» **Your goal**: Each entry must be printed again without a single change.

» **Material for this exercise**:
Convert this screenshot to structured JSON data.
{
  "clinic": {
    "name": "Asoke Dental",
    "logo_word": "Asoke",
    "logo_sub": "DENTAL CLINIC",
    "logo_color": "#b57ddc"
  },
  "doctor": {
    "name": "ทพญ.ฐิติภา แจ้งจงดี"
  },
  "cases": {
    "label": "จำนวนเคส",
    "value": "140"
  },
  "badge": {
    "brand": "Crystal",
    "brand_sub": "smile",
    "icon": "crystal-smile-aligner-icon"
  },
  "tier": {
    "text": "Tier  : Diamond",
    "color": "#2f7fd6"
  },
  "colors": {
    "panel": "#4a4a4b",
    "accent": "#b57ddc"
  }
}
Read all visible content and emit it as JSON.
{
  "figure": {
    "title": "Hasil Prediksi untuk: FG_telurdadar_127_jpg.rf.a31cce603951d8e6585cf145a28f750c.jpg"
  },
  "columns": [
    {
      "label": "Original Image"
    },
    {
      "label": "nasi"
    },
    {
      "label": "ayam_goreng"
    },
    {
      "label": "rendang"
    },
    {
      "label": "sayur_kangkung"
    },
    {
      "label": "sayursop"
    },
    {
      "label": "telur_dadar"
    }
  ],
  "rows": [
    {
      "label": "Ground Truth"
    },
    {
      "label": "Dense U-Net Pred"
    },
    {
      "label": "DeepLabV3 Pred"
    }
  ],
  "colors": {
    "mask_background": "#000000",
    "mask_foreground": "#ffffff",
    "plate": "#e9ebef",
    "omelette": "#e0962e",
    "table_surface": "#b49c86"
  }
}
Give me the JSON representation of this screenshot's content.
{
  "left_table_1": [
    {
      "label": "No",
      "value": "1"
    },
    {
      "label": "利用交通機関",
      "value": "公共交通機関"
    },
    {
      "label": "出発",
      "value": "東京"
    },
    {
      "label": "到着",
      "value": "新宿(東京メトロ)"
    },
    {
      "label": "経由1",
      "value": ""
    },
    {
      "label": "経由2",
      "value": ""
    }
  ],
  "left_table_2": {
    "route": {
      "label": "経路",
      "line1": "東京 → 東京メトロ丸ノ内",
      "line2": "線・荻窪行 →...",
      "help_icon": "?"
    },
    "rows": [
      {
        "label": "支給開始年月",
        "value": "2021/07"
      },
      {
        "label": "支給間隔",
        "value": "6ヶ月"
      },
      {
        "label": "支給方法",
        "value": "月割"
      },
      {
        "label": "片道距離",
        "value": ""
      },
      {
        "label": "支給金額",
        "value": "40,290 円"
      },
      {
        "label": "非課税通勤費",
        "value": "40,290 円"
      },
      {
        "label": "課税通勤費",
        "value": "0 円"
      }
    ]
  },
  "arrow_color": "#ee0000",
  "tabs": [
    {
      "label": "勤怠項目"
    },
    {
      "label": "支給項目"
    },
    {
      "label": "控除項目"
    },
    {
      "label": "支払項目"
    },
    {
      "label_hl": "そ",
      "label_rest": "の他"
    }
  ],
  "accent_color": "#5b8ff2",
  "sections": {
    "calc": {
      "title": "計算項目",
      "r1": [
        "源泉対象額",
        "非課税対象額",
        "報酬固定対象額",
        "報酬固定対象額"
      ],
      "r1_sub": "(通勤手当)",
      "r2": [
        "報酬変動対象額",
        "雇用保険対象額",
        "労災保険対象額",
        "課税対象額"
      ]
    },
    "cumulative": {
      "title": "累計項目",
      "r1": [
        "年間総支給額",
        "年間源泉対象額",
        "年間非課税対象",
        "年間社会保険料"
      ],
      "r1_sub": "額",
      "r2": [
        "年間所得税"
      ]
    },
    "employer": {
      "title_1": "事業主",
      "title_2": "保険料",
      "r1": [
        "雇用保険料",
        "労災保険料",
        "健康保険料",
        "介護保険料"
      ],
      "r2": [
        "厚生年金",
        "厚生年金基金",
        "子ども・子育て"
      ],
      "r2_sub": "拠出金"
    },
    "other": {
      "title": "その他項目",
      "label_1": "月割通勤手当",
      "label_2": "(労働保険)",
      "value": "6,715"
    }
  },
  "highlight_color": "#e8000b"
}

» **Solved problem**:
Convert this screenshot to structured JSON data.
{
  "clinic": {
    "name": "Asoke Dental",
    "logo_word": "Asoke",
    "logo_sub": "DENTAL CLINIC",
    "logo_color": "#b57ddc"
  },
  "doctor": {
    "name": "ทพญ.ฐิติภา แจ้งจงดี"
  },
  "cases": {
    "label": "จำนวนเคส",
    "value": "140"
  },
  "badge": {
    "brand": "Crystal",
    "brand_sub": "smile",
    "icon": "crystal-smile-aligner-icon"
  },
  "tier": {
    "text": "Tier  : Diamond",
    "color": "#2f7fd6"
  },
  "colors": {
    "panel": "#4a4a4b",
    "accent": "#b57ddc"
  }
}
Read all visible content and emit it as JSON.
{
  "figure": {
    "title": "Hasil Prediksi untuk: FG_telurdadar_127_jpg.rf.a31cce603951d8e6585cf145a28f750c.jpg"
  },
  "columns": [
    {
      "label": "Original Image"
    },
    {
      "label": "nasi"
    },
    {
      "label": "ayam_goreng"
    },
    {
      "label": "rendang"
    },
    {
      "label": "sayur_kangkung"
    },
    {
      "label": "sayursop"
    },
    {
      "label": "telur_dadar"
    }
  ],
  "rows": [
    {
      "label": "Ground Truth"
    },
    {
      "label": "Dense U-Net Pred"
    },
    {
      "label": "DeepLabV3 Pred"
    }
  ],
  "colors": {
    "mask_background": "#000000",
    "mask_foreground": "#ffffff",
    "plate": "#e9ebef",
    "omelette": "#e0962e",
    "table_surface": "#b49c86"
  }
}
Give me the JSON representation of this screenshot's content.
{
  "left_table_1": [
    {
      "label": "No",
      "value": "1"
    },
    {
      "label": "利用交通機関",
      "value": "公共交通機関"
    },
    {
      "label": "出発",
      "value": "東京"
    },
    {
      "label": "到着",
      "value": "新宿(東京メトロ)"
    },
    {
      "label": "経由1",
      "value": ""
    },
    {
      "label": "経由2",
      "value": ""
    }
  ],
  "left_table_2": {
    "route": {
      "label": "経路",
      "line1": "東京 → 東京メトロ丸ノ内",
      "line2": "線・荻窪行 →...",
      "help_icon": "?"
    },
    "rows": [
      {
        "label": "支給開始年月",
        "value": "2021/07"
      },
      {
        "label": "支給間隔",
        "value": "6ヶ月"
      },
      {
        "label": "支給方法",
        "value": "月割"
      },
      {
        "label": "片道距離",
        "value": ""
      },
      {
        "label": "支給金額",
        "value": "40,290 円"
      },
      {
        "label": "非課税通勤費",
        "value": "40,290 円"
      },
      {
        "label": "課税通勤費",
        "value": "0 円"
      }
    ]
  },
  "arrow_color": "#ee0000",
  "tabs": [
    {
      "label": "勤怠項目"
    },
    {
      "label": "支給項目"
    },
    {
      "label": "控除項目"
    },
    {
      "label": "支払項目"
    },
    {
      "label_hl": "そ",
      "label_rest": "の他"
    }
  ],
  "accent_color": "#5b8ff2",
  "sections": {
    "calc": {
      "title": "計算項目",
      "r1": [
        "源泉対象額",
        "非課税対象額",
        "報酬固定対象額",
        "報酬固定対象額"
      ],
      "r1_sub": "(通勤手当)",
      "r2": [
        "報酬変動対象額",
        "雇用保険対象額",
        "労災保険対象額",
        "課税対象額"
      ]
    },
    "cumulative": {
      "title": "累計項目",
      "r1": [
        "年間総支給額",
        "年間源泉対象額",
        "年間非課税対象",
        "年間社会保険料"
      ],
      "r1_sub": "額",
      "r2": [
        "年間所得税"
      ]
    },
    "employer": {
      "title_1": "事業主",
      "title_2": "保険料",
      "r1": [
        "雇用保険料",
        "労災保険料",
        "健康保険料",
        "介護保険料"
      ],
      "r2": [
        "厚生年金",
        "厚生年金基金",
        "子ども・子育て"
      ],
      "r2_sub": "拠出金"
    },
    "other": {
      "title": "その他項目",
      "label_1": "月割通勤手当",
      "label_2": "(労働保険)",
      "value": "6,715"
    }
  },
  "highlight_color": "#e8000b"
}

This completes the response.